Social Wellness

How Toxic People Affect Emotional and Social Wellness

We read a lot about toxic substances in the environment and even in our foods. Most of us would not willingly ingest toxic chemicals or inhale toxic fumes.

What about toxic people? How do we identify them, and how do they affect our lives?

Toxic people

Six Characteristics of a toxic person

  1. A person who belittles you or lies to you.
  2. A person who does not follow through with commitments.
  3. A person who is physically abusive (that’s the easiest one to recognize).
  4. A person who acts nice to you to your face and then gossips about you behind your back.
  5. A person who blames everything on you until you begin to believe it.
  6. A person who focuses only on negativity and victimhood.

It might be easy to simply avoid the toxic person if you are not in a relationship of any sort. Put up your mental barrier and move on or away from the person. It’s not so simple if you find yourself in a relationship with a toxic person.

Learn to set boundaries. You are not someone’s emotional punching bag. If you feel stuck, you may need help from a supportive person, whether a good friend or even professional help. When you realize that a person in your life is toxic and is harmful to your emotional wellbeing, you need to be the one to take the first step to protect yourself from their toxicity.

The healthiest way to live is to learn to recognize toxic people in the first place and learn to avoid them or do what you need to do to protect yourself from them.

Never believe you deserve to be treated poorly. Just like toxic substances harm the body, so do toxic people harm one’s emotional health or peace of mind. If you find yourself dealing with toxic people, make a change. Don’t wait until your self-esteem or mental peace is all but destroyed.


Social Wellness, what does it mean?

By Karen Best Wright

Published in Albemarle Tradewinds

AlbemarleTradewinds.com

Social Wellness is a critical aspect of holistic wellness. What does it mean? It does not mean a person must be an extrovert and have a ton of friends and be the life of the party. It does not mean a person needs to like everyone or be liked by everyone else. However, it does mean that a person is capable of engaging socially in an appropriate manner. It does mean a person can develop meaningful relationships.

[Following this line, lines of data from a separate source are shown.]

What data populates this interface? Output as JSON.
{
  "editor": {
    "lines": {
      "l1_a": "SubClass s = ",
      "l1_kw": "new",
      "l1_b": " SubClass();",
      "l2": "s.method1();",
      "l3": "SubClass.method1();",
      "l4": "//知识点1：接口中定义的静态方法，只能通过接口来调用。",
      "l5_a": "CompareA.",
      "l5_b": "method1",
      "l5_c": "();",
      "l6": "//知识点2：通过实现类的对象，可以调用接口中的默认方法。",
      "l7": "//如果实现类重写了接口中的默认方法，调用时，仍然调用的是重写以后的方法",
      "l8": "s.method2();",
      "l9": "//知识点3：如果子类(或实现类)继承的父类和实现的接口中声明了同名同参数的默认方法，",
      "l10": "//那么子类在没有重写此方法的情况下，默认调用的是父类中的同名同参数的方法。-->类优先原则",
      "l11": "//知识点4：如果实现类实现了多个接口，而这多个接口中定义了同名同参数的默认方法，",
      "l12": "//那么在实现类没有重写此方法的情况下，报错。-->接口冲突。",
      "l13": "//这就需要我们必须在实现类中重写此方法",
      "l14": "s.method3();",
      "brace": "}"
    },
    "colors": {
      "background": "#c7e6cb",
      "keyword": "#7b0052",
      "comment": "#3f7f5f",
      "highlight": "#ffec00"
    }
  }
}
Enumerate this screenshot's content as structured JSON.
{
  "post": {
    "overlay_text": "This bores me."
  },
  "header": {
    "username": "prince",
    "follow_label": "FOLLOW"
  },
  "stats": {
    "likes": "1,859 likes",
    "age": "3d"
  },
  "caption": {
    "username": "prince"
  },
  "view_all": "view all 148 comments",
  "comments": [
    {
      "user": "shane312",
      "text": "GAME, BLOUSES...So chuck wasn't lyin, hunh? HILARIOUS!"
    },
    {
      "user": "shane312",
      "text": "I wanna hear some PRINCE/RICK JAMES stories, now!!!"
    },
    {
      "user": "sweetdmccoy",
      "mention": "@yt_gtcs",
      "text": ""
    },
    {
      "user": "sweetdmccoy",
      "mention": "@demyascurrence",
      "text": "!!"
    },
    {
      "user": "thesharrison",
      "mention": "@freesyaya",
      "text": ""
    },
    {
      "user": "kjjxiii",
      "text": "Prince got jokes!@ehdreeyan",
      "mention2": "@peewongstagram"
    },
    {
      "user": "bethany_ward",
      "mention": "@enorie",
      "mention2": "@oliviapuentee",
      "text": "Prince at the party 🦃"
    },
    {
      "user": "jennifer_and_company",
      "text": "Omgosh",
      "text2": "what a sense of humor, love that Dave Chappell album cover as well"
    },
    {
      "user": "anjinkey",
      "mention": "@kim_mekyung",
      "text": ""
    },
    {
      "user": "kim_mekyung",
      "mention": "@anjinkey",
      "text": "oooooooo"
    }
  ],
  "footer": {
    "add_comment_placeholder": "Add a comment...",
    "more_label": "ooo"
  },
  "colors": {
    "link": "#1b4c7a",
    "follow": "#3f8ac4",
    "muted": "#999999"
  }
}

These past couple of years have been challenging for most people. Social Wellness typically includes being involved in healthy relationships, whether family, friendships, through a social network, or even in public. Human beings have an innate need to make connections with others. Social wellness determines the ease or difficulty in making these connections, which affects the quality of one's life.

It is easy to understand the importance of physical and emotional wellness. It may be harder to comprehend how one's social interactions influence all areas of one's life. It's important when developing relationships that one defines which ones should become an intimate part of one’s life and which ones are best to be "friendly" encounters.

Some signs of social wellness are the ability to treat others with dignity, being able to respectfully communicate with others, and understanding your boundaries as well as the boundaries of others. There is confusion between respecting someone and being respectful. "Respect" and "respectful" may come from the same root word, but they do not have the same meaning. Respect is how we regard a person. Respectful is how we treat them.

Another sign of social wellness is developing assertiveness, which is neither passive nor aggressive. Learning conflict management and maintaining relationships that are meaningful and fulfilling are integral for social wellness.

As mentioned, the past couple of years have been challenging regarding social interactions. Individuals need to decide for themselves how best to meet these difficulties. Social wellness is all about relationships. How one interacts with family members, neighbors, community members, and even those outside of one's personal space creates social wellness.